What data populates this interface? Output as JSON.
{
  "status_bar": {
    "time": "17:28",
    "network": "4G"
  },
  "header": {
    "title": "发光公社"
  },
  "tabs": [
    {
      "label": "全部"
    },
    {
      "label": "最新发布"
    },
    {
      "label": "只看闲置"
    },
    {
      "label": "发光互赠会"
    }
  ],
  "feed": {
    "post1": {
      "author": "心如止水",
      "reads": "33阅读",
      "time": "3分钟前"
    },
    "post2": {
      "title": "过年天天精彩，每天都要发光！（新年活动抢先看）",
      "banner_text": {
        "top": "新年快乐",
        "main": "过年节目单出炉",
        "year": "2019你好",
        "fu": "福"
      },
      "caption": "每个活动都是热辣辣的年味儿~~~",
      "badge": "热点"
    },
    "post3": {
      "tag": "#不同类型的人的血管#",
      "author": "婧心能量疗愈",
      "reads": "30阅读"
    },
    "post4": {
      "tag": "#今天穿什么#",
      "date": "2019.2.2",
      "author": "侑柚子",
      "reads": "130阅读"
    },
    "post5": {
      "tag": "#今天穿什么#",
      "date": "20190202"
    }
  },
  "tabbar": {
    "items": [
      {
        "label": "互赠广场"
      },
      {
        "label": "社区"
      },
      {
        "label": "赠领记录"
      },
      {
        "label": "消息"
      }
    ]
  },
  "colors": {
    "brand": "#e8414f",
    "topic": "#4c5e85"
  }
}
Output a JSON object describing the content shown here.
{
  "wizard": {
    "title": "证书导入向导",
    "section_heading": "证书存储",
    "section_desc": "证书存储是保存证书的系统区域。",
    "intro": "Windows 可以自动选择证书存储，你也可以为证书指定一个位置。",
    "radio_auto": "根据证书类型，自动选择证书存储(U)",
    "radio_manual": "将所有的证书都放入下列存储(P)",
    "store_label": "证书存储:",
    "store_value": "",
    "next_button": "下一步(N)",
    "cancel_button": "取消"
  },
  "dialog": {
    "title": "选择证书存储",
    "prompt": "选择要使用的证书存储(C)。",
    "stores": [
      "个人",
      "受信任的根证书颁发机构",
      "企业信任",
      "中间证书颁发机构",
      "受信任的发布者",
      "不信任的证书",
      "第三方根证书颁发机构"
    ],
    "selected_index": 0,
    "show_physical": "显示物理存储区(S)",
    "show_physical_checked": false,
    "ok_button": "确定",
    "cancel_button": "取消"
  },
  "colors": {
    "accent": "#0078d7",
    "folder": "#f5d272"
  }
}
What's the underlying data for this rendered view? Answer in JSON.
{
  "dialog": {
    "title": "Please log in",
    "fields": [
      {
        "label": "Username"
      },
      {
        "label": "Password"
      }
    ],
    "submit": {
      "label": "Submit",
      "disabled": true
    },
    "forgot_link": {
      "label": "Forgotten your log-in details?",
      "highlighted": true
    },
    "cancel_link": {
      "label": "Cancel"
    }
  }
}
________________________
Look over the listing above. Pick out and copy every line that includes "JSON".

§ Problem solution:
What data populates this interface? Output as JSON.
Output a JSON object describing the content shown here.
What's the underlying data for this rendered view? Answer in JSON.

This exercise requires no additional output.